The Ministry of Commerce has reported that the trade surplus is running ahead of projections, despite official hopes for “more balanced trade”.
The surplus in the first four months of the year was reported by Forbes to be US$33.75 billion, up a whopping 61.4 percent on the same period last year. No doubt teeth are grinding in Washington, but let’s hope the debate remains calm this time round.
A report by China Daily adds that, according to Bi Jingquan, deputy head of the National Development and Reform Commission, the total trade surplus for the year could reach between US$120 and US$130 billion (compared to US$101.8 billion in 2005). He is noted as saying that fiscal and tax policies should be improved to mange the situation.
Of course, there are also questions over the reliability of the figures. As was reported by Stephen Green of Standard Chartered (see “Chinese Statistics. Go Figure”), the surplus is most probably overstated anyway. He noted
- “Much of China’s trade surplus in 2005 was not trade at all, we think, but rather capital inflows [perhaps as much as $67 billion] disguised as trade”.
See news sources:
China’s trade surplus bigger than expected – commerce official
Forbes – USA
BEIJING (XFN-ASIA) – China’s trade surplus is bigger than expected and the government hopes to see more balanced trade, Liao Xiaoqi, the vice minister of …
China’s trade surplus may hit US$130b
China Daily – China

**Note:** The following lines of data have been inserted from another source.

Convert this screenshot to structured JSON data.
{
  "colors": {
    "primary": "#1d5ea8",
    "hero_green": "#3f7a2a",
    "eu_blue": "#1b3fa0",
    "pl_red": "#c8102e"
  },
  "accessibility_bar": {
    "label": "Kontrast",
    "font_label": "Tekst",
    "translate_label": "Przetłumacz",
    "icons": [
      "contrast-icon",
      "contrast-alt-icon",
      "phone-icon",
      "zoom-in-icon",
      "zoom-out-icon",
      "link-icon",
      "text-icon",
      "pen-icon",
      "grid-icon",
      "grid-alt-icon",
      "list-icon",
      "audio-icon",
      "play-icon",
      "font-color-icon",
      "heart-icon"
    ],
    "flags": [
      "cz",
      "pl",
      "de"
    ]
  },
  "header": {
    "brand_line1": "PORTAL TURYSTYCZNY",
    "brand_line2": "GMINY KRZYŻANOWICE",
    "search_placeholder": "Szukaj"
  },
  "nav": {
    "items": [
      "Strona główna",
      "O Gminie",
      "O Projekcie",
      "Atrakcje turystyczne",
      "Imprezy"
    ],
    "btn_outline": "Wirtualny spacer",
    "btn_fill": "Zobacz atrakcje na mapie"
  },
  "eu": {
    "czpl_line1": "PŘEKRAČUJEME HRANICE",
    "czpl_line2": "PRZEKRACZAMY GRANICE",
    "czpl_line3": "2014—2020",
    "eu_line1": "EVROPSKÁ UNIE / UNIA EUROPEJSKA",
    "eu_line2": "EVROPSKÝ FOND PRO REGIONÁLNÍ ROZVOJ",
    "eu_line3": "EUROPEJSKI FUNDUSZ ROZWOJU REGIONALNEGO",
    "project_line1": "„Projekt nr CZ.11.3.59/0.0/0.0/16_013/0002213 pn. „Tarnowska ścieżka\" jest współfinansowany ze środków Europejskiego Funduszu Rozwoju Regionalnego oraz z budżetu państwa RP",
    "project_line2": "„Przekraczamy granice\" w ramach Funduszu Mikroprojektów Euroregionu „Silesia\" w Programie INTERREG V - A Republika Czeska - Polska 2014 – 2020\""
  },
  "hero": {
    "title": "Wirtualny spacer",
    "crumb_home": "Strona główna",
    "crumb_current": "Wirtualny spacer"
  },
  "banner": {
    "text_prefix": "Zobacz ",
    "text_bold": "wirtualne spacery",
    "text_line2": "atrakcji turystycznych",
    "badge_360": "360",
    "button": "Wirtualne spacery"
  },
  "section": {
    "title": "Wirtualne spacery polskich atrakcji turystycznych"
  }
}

China’s trade surplus may hit a new high of between 120 billion and 130 billion US dollars in 2006, Bi Jingquan, the deputy head of the National Development …